→ **HOW TO COMPLETE THIS TASK**
Your task is to repeat each record verbatim, exactly as it was written.

[App and web page records]
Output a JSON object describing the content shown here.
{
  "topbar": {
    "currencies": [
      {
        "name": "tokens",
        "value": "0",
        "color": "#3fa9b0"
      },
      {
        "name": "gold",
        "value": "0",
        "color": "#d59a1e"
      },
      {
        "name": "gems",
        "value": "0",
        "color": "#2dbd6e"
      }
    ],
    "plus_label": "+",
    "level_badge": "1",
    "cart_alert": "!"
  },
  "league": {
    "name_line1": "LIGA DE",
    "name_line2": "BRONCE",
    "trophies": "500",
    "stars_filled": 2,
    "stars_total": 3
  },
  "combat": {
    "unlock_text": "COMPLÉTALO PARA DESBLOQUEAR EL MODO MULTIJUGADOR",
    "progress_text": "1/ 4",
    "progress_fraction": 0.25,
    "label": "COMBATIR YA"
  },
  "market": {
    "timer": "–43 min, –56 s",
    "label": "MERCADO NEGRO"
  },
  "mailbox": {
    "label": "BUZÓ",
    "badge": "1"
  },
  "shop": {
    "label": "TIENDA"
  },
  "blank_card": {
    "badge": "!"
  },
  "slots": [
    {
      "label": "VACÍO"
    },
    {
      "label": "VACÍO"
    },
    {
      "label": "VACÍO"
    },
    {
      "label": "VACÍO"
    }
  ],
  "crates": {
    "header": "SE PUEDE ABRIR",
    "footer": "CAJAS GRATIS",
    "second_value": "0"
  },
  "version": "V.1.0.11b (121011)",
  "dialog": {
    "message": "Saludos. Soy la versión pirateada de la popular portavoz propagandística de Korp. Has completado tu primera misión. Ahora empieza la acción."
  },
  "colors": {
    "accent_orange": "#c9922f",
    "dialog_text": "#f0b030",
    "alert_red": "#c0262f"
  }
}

→ **SOLUTION TO THE EXERCISE**
Output a JSON object describing the content shown here.
{
  "topbar": {
    "currencies": [
      {
        "name": "tokens",
        "value": "0",
        "color": "#3fa9b0"
      },
      {
        "name": "gold",
        "value": "0",
        "color": "#d59a1e"
      },
      {
        "name": "gems",
        "value": "0",
        "color": "#2dbd6e"
      }
    ],
    "plus_label": "+",
    "level_badge": "1",
    "cart_alert": "!"
  },
  "league": {
    "name_line1": "LIGA DE",
    "name_line2": "BRONCE",
    "trophies": "500",
    "stars_filled": 2,
    "stars_total": 3
  },
  "combat": {
    "unlock_text": "COMPLÉTALO PARA DESBLOQUEAR EL MODO MULTIJUGADOR",
    "progress_text": "1/ 4",
    "progress_fraction": 0.25,
    "label": "COMBATIR YA"
  },
  "market": {
    "timer": "–43 min, –56 s",
    "label": "MERCADO NEGRO"
  },
  "mailbox": {
    "label": "BUZÓ",
    "badge": "1"
  },
  "shop": {
    "label": "TIENDA"
  },
  "blank_card": {
    "badge": "!"
  },
  "slots": [
    {
      "label": "VACÍO"
    },
    {
      "label": "VACÍO"
    },
    {
      "label": "VACÍO"
    },
    {
      "label": "VACÍO"
    }
  ],
  "crates": {
    "header": "SE PUEDE ABRIR",
    "footer": "CAJAS GRATIS",
    "second_value": "0"
  },
  "version": "V.1.0.11b (121011)",
  "dialog": {
    "message": "Saludos. Soy la versión pirateada de la popular portavoz propagandística de Korp. Has completado tu primera misión. Ahora empieza la acción."
  },
  "colors": {
    "accent_orange": "#c9922f",
    "dialog_text": "#f0b030",
    "alert_red": "#c0262f"
  }
}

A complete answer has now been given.